Tags Dbpower Your phone can probably shoot great video, but you wouldn’t use it while mountain biking. Or snorkeling. Or cliff jumping. That’s what sport cameras are for.Before you spend hundreds on a GoPro, however, consider one of the many affordable alternatives. Like this one: For a limited time, and while supplies last, NY Direct US (via Amazon) has the DBPower EX7000 4K sport camera for $38.99 with promo code PFZJXPEZ. There are three different camera models available on this page; make sure the EX7000 is selected, otherwise the code won’t work.See it at AmazonThis camera ticks many of the important boxes: touchscreen, Wi-Fi, wrist remote, waterproof housing, companion app and so on. It can capture up to 4K resolution at 25 frames per second, but it also does lower resolutions at up to 60 fps.How does the image quality compare to that of a GoPro? I mean, let’s be honest, it’s not even close. But is it good enough, especially considering the price? I checked out a few EX7000 footage samples on YouTube, and while some looked quite good, others were pretty meh.If you decide to pull the trigger, you’ll need a Class 10 microSD card to store your video. Here’s a Kingston 64GB card for a mere $8.65.CNET’s Cheapskate scours the web for great deals on PCs, phones, gadgets and much more. Note that CNET may get a share of revenue from the sale of the products featured on this page. Questions about the Cheapskate blog? Find the answers on our FAQ page. Find more great buys on the CNET Deals page and follow the Cheapskate on Facebook and Twitter! 9 Share your voice Comments Best laptops for college students: We’ve got an affordable laptop for every student. Best live TV streaming services: Ditch your cable company but keep the live channels and DVR. Cameras The Cheapskate

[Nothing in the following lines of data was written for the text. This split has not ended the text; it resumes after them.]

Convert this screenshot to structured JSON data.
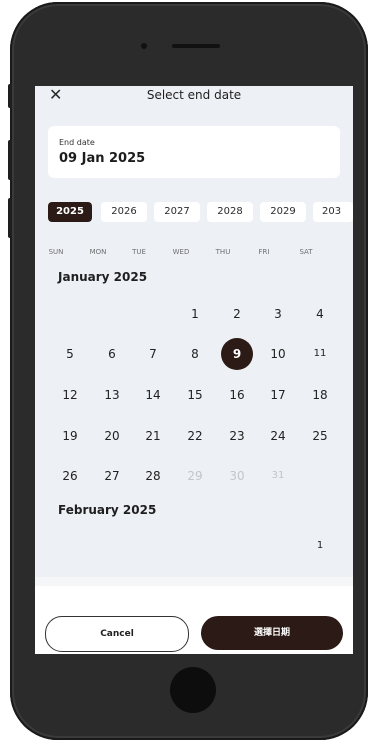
{
  "header": {
    "close_icon": "close-icon",
    "title": "Select end date"
  },
  "date_field": {
    "label": "End date",
    "value": "09 Jan 2025"
  },
  "years": [
    "2025",
    "2026",
    "2027",
    "2028",
    "2029",
    "203"
  ],
  "weekdays": [
    "SUN",
    "MON",
    "TUE",
    "WED",
    "THU",
    "FRI",
    "SAT"
  ],
  "months": [
    {
      "title": "January 2025",
      "weeks": [
        [
          "",
          "",
          "",
          "1",
          "2",
          "3",
          "4"
        ],
        [
          "5",
          "6",
          "7",
          "8",
          "9",
          "10",
          "11"
        ],
        [
          "12",
          "13",
          "14",
          "15",
          "16",
          "17",
          "18"
        ],
        [
          "19",
          "20",
          "21",
          "22",
          "23",
          "24",
          "25"
        ],
        [
          "26",
          "27",
          "28",
          "29",
          "30",
          "31",
          ""
        ]
      ],
      "selected_day": "9",
      "disabled_days": [
        "29",
        "30",
        "31"
      ]
    },
    {
      "title": "February 2025",
      "weeks": [
        [
          "",
          "",
          "",
          "",
          "",
          "",
          "1"
        ]
      ]
    }
  ],
  "actions": {
    "cancel_label": "Cancel",
    "confirm_label": "選擇日期"
  },
  "colors": {
    "accent": "#2b1a15",
    "screen_bg": "#edf0f5"
  }
}
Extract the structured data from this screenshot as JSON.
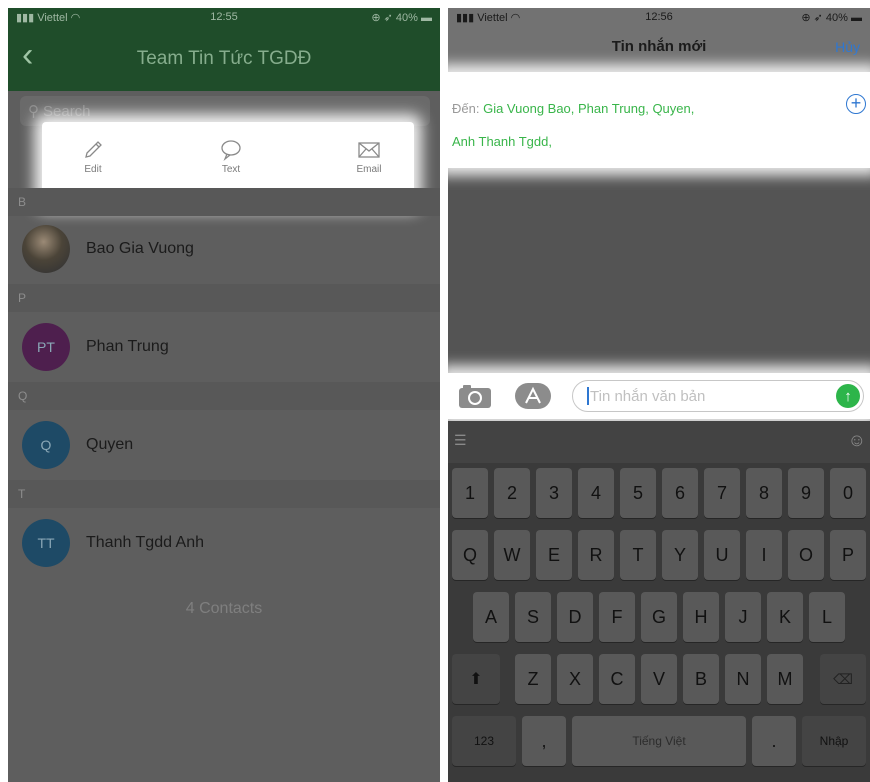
{
  "left": {
    "status": {
      "carrier": "Viettel",
      "time": "12:55",
      "battery": "40%"
    },
    "title": "Team Tin Tức TGDĐ",
    "back_icon": "chevron-left-icon",
    "search_placeholder": "Search",
    "actions": [
      {
        "label": "Edit",
        "icon": "pencil-icon"
      },
      {
        "label": "Text",
        "icon": "speech-bubble-icon"
      },
      {
        "label": "Email",
        "icon": "envelope-icon"
      }
    ],
    "sections": [
      "B",
      "P",
      "Q",
      "T"
    ],
    "contacts": [
      {
        "name": "Bao Gia Vuong",
        "initials": "",
        "avatar_color": ""
      },
      {
        "name": "Phan Trung",
        "initials": "PT",
        "avatar_color": "#4e1f4e"
      },
      {
        "name": "Quyen",
        "initials": "Q",
        "avatar_color": "#1e4a66"
      },
      {
        "name": "Thanh Tgdd Anh",
        "initials": "TT",
        "avatar_color": "#1e4a66"
      }
    ],
    "contacts_count": "4 Contacts"
  },
  "right": {
    "status": {
      "carrier": "Viettel",
      "time": "12:56",
      "battery": "40%"
    },
    "title": "Tin nhắn mới",
    "cancel": "Hủy",
    "to_label": "Đến:",
    "recipients_line1": "Gia Vuong Bao, Phan Trung, Quyen,",
    "recipients_line2": "Anh Thanh Tgdd,",
    "message_placeholder": "Tin nhắn văn bản",
    "keyboard": {
      "row_numbers": [
        "1",
        "2",
        "3",
        "4",
        "5",
        "6",
        "7",
        "8",
        "9",
        "0"
      ],
      "row_q": [
        "Q",
        "W",
        "E",
        "R",
        "T",
        "Y",
        "U",
        "I",
        "O",
        "P"
      ],
      "row_a": [
        "A",
        "S",
        "D",
        "F",
        "G",
        "H",
        "J",
        "K",
        "L"
      ],
      "row_z": [
        "Z",
        "X",
        "C",
        "V",
        "B",
        "N",
        "M"
      ],
      "key_123": "123",
      "key_comma": ",",
      "key_space": "Tiếng Việt",
      "key_period": ".",
      "key_return": "Nhập"
    }
  },
  "colors": {
    "accent_green": "#39b54a",
    "link_blue": "#2e77d1",
    "nav_green": "#1f4d2a"
  }
}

Share What the criminal case against Arkema could mean for other companiesEarlier this month, a Harris County grand jury indicted chemical manufacturer Arkema for the release of toxic chemicals after its plant flooded during Harvey. Harris County prosecutors allege Arkema “recklessly” released those toxic chemicals into the air as fires burned within the facility, allegedly making Crosby residents and first-responders sick.The facility took on six feet of floodwater during the storm, resulting in the failure of the plant’s power generators and causing explosions of those toxic chemicals. Additional sentence for woman convicted of illegal votingA North Texas woman convicted of illegal voting has been sentenced to 10 months in federal prison for violating her parole from a fraud case by casting a ballot.Crystal Mason was sentenced in March to five years in state prison for voting illegally in the 2016 presidential election. When she voted, Mason was on parole from a previous federal fraud charge. State law prohibits voting by a person still serving a sentence for a crime.This week, Mason was convicted in federal court because voting was a violation of her parole. Colorado fracking battle of interest to Texas companiesIn Colorado, voters will soon decide whether to significantly limit oil and gas drilling near homes and businesses, a brewing battle with ramifications for Texas companies and, possibly, the state’s own economy. Naturally, Texas companies have a stake in the outcome. Former Enron CEO released from prisonPat Sullivan/APFormer Enron CEO Jeffrey Skilling is escorted from the federal courthouse Friday, June 21, 2013, in Houston after being re-sentenced for his role in the energy giants’ collapse. Skilling was resentenced to 14 years as part of a court-ordered reduction and a separate agreement with prosecutors. The decision brought a protracted legal conclusion to one of the most notorious U.S. financial scandals. Skilling has been in prison since 2006, when he was sentenced to more than 24 years by U.S. District Judge Sim Lake. But an appeals court vacated his prison term in 2009, ruling that a sentencing guideline was improperly applied. That meant a reduction of as much as nine years. (AP Photo/Pat Sullivan)Former Enron executive Jeffrey Skilling has been released from prison. Skilling has been sent to a halfway house in Texas, according to the Federal Bureau of Prisons.Skilling was Enron’s CEO and was convicted of multiple counts of fraud and insider trading in connection with the collapse of the Houston-based energy giant. Labor Day weekend has become one of the deadliestAccording to figures from the Texas Department of Transportation that go back to 2013, about 40 people on average are killed in crashes around the state over the Labor Day weekend. Authorities say drunk driving is a big problem, but speed and distraction are also factors. Local School Districts Top List of Clients for Alternative Special Ed SchoolsLast school year, more than three dozen school districts in Greater Houston contracted with the Harris County Department of Education for special ed services, from Galveston to Magnolia.The biggest client was the Alief Independent School District. It spent over $1 million on seats at one of the county agency’s alternative schools. That’s according to public records obtained by News 88.7.